### THE PROBLEM
Nothing in the data should be left out or altered when it is retyped.
===== EXTRACTED ENTRIES
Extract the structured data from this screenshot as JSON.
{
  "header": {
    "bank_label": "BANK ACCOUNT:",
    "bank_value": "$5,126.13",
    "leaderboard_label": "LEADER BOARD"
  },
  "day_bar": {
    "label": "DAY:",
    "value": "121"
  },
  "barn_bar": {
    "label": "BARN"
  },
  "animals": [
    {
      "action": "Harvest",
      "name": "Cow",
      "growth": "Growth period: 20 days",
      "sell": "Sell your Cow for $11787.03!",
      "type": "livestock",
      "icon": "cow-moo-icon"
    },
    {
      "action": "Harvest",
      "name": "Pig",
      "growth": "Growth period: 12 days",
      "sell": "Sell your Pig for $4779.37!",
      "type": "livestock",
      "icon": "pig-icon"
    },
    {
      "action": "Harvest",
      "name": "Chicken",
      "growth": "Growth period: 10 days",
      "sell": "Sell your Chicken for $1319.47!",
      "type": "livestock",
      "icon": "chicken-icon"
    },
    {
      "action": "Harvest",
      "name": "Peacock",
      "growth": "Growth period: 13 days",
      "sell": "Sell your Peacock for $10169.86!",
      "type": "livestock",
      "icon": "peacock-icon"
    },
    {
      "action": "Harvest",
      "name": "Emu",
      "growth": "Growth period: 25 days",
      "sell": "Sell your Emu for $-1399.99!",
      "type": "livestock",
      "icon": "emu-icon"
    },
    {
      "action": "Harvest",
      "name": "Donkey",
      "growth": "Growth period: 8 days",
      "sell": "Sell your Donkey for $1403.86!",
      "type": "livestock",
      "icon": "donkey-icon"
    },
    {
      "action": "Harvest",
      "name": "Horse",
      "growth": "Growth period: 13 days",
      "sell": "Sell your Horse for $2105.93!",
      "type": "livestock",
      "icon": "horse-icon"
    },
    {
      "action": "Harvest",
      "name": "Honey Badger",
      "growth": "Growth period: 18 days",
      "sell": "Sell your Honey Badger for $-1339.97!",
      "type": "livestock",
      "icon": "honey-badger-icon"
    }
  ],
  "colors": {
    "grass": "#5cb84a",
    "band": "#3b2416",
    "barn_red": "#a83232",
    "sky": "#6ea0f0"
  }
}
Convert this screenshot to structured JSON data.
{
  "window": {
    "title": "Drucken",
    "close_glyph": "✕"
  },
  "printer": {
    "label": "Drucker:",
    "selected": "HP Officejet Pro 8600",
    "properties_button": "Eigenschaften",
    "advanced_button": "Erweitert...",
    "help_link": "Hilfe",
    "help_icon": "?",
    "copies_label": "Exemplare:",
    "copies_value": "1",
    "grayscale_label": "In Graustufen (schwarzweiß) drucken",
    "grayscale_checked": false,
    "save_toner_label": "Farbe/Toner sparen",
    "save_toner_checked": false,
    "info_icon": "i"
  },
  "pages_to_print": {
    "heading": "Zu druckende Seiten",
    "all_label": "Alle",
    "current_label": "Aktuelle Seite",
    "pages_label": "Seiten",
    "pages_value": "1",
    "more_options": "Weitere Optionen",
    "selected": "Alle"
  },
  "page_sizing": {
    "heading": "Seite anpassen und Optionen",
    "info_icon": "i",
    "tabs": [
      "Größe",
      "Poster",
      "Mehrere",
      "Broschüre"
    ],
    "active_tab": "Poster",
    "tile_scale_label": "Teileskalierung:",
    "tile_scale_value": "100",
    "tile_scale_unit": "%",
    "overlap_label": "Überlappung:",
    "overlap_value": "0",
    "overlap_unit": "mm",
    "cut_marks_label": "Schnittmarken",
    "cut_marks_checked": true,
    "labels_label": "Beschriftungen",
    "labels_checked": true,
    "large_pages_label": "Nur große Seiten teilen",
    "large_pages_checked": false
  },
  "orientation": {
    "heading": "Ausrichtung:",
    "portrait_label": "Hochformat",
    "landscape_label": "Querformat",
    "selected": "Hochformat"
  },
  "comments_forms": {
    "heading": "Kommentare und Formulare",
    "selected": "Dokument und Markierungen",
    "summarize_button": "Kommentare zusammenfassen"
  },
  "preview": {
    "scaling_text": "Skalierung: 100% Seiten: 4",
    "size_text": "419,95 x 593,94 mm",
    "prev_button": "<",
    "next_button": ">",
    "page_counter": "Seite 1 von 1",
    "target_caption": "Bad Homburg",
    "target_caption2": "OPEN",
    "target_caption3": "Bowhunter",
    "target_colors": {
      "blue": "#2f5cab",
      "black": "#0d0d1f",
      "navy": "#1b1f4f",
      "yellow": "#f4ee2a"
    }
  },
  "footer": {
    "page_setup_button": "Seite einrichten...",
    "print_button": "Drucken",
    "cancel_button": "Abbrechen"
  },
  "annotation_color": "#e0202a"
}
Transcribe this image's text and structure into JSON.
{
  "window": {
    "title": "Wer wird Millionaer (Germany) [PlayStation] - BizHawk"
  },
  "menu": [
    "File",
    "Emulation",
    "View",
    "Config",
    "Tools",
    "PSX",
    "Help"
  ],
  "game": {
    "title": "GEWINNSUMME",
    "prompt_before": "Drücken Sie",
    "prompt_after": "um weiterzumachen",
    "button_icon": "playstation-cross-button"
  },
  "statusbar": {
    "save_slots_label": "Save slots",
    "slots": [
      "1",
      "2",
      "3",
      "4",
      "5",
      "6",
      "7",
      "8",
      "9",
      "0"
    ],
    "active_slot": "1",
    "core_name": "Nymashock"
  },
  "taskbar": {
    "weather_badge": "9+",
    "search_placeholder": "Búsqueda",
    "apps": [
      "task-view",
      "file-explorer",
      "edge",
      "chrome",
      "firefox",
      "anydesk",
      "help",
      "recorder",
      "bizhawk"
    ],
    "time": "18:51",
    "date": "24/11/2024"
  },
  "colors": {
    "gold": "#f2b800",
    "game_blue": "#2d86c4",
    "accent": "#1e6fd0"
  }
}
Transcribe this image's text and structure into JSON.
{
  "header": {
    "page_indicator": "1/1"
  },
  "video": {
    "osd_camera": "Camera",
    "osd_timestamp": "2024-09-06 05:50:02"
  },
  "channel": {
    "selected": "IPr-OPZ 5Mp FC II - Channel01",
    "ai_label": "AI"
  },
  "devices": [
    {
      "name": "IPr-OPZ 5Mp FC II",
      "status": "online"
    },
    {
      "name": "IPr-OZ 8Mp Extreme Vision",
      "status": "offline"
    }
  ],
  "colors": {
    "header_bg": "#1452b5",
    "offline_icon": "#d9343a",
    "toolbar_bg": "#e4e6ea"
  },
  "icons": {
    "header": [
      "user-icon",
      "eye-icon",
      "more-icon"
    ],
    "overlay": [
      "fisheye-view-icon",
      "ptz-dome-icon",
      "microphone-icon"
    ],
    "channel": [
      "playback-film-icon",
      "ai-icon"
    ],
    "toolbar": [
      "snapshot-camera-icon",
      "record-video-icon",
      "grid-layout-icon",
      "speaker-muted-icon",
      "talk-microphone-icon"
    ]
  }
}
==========
### RESPONSE FOR THIS EXERCISE
Extract the structured data from this screenshot as JSON.
{
  "header": {
    "bank_label": "BANK ACCOUNT:",
    "bank_value": "$5,126.13",
    "leaderboard_label": "LEADER BOARD"
  },
  "day_bar": {
    "label": "DAY:",
    "value": "121"
  },
  "barn_bar": {
    "label": "BARN"
  },
  "animals": [
    {
      "action": "Harvest",
      "name": "Cow",
      "growth": "Growth period: 20 days",
      "sell": "Sell your Cow for $11787.03!",
      "type": "livestock",
      "icon": "cow-moo-icon"
    },
    {
      "action": "Harvest",
      "name": "Pig",
      "growth": "Growth period: 12 days",
      "sell": "Sell your Pig for $4779.37!",
      "type": "livestock",
      "icon": "pig-icon"
    },
    {
      "action": "Harvest",
      "name": "Chicken",
      "growth": "Growth period: 10 days",
      "sell": "Sell your Chicken for $1319.47!",
      "type": "livestock",
      "icon": "chicken-icon"
    },
    {
      "action": "Harvest",
      "name": "Peacock",
      "growth": "Growth period: 13 days",
      "sell": "Sell your Peacock for $10169.86!",
      "type": "livestock",
      "icon": "peacock-icon"
    },
    {
      "action": "Harvest",
      "name": "Emu",
      "growth": "Growth period: 25 days",
      "sell": "Sell your Emu for $-1399.99!",
      "type": "livestock",
      "icon": "emu-icon"
    },
    {
      "action": "Harvest",
      "name": "Donkey",
      "growth": "Growth period: 8 days",
      "sell": "Sell your Donkey for $1403.86!",
      "type": "livestock",
      "icon": "donkey-icon"
    },
    {
      "action": "Harvest",
      "name": "Horse",
      "growth": "Growth period: 13 days",
      "sell": "Sell your Horse for $2105.93!",
      "type": "livestock",
      "icon": "horse-icon"
    },
    {
      "action": "Harvest",
      "name": "Honey Badger",
      "growth": "Growth period: 18 days",
      "sell": "Sell your Honey Badger for $-1339.97!",
      "type": "livestock",
      "icon": "honey-badger-icon"
    }
  ],
  "colors": {
    "grass": "#5cb84a",
    "band": "#3b2416",
    "barn_red": "#a83232",
    "sky": "#6ea0f0"
  }
}
Convert this screenshot to structured JSON data.
{
  "window": {
    "title": "Drucken",
    "close_glyph": "✕"
  },
  "printer": {
    "label": "Drucker:",
    "selected": "HP Officejet Pro 8600",
    "properties_button": "Eigenschaften",
    "advanced_button": "Erweitert...",
    "help_link": "Hilfe",
    "help_icon": "?",
    "copies_label": "Exemplare:",
    "copies_value": "1",
    "grayscale_label": "In Graustufen (schwarzweiß) drucken",
    "grayscale_checked": false,
    "save_toner_label": "Farbe/Toner sparen",
    "save_toner_checked": false,
    "info_icon": "i"
  },
  "pages_to_print": {
    "heading": "Zu druckende Seiten",
    "all_label": "Alle",
    "current_label": "Aktuelle Seite",
    "pages_label": "Seiten",
    "pages_value": "1",
    "more_options": "Weitere Optionen",
    "selected": "Alle"
  },
  "page_sizing": {
    "heading": "Seite anpassen und Optionen",
    "info_icon": "i",
    "tabs": [
      "Größe",
      "Poster",
      "Mehrere",
      "Broschüre"
    ],
    "active_tab": "Poster",
    "tile_scale_label": "Teileskalierung:",
    "tile_scale_value": "100",
    "tile_scale_unit": "%",
    "overlap_label": "Überlappung:",
    "overlap_value": "0",
    "overlap_unit": "mm",
    "cut_marks_label": "Schnittmarken",
    "cut_marks_checked": true,
    "labels_label": "Beschriftungen",
    "labels_checked": true,
    "large_pages_label": "Nur große Seiten teilen",
    "large_pages_checked": false
  },
  "orientation": {
    "heading": "Ausrichtung:",
    "portrait_label": "Hochformat",
    "landscape_label": "Querformat",
    "selected": "Hochformat"
  },
  "comments_forms": {
    "heading": "Kommentare und Formulare",
    "selected": "Dokument und Markierungen",
    "summarize_button": "Kommentare zusammenfassen"
  },
  "preview": {
    "scaling_text": "Skalierung: 100% Seiten: 4",
    "size_text": "419,95 x 593,94 mm",
    "prev_button": "<",
    "next_button": ">",
    "page_counter": "Seite 1 von 1",
    "target_caption": "Bad Homburg",
    "target_caption2": "OPEN",
    "target_caption3": "Bowhunter",
    "target_colors": {
      "blue": "#2f5cab",
      "black": "#0d0d1f",
      "navy": "#1b1f4f",
      "yellow": "#f4ee2a"
    }
  },
  "footer": {
    "page_setup_button": "Seite einrichten...",
    "print_button": "Drucken",
    "cancel_button": "Abbrechen"
  },
  "annotation_color": "#e0202a"
}
Transcribe this image's text and structure into JSON.
{
  "window": {
    "title": "Wer wird Millionaer (Germany) [PlayStation] - BizHawk"
  },
  "menu": [
    "File",
    "Emulation",
    "View",
    "Config",
    "Tools",
    "PSX",
    "Help"
  ],
  "game": {
    "title": "GEWINNSUMME",
    "prompt_before": "Drücken Sie",
    "prompt_after": "um weiterzumachen",
    "button_icon": "playstation-cross-button"
  },
  "statusbar": {
    "save_slots_label": "Save slots",
    "slots": [
      "1",
      "2",
      "3",
      "4",
      "5",
      "6",
      "7",
      "8",
      "9",
      "0"
    ],
    "active_slot": "1",
    "core_name": "Nymashock"
  },
  "taskbar": {
    "weather_badge": "9+",
    "search_placeholder": "Búsqueda",
    "apps": [
      "task-view",
      "file-explorer",
      "edge",
      "chrome",
      "firefox",
      "anydesk",
      "help",
      "recorder",
      "bizhawk"
    ],
    "time": "18:51",
    "date": "24/11/2024"
  },
  "colors": {
    "gold": "#f2b800",
    "game_blue": "#2d86c4",
    "accent": "#1e6fd0"
  }
}
Transcribe this image's text and structure into JSON.
{
  "header": {
    "page_indicator": "1/1"
  },
  "video": {
    "osd_camera": "Camera",
    "osd_timestamp": "2024-09-06 05:50:02"
  },
  "channel": {
    "selected": "IPr-OPZ 5Mp FC II - Channel01",
    "ai_label": "AI"
  },
  "devices": [
    {
      "name": "IPr-OPZ 5Mp FC II",
      "status": "online"
    },
    {
      "name": "IPr-OZ 8Mp Extreme Vision",
      "status": "offline"
    }
  ],
  "colors": {
    "header_bg": "#1452b5",
    "offline_icon": "#d9343a",
    "toolbar_bg": "#e4e6ea"
  },
  "icons": {
    "header": [
      "user-icon",
      "eye-icon",
      "more-icon"
    ],
    "overlay": [
      "fisheye-view-icon",
      "ptz-dome-icon",
      "microphone-icon"
    ],
    "channel": [
      "playback-film-icon",
      "ai-icon"
    ],
    "toolbar": [
      "snapshot-camera-icon",
      "record-video-icon",
      "grid-layout-icon",
      "speaker-muted-icon",
      "talk-microphone-icon"
    ]
  }
}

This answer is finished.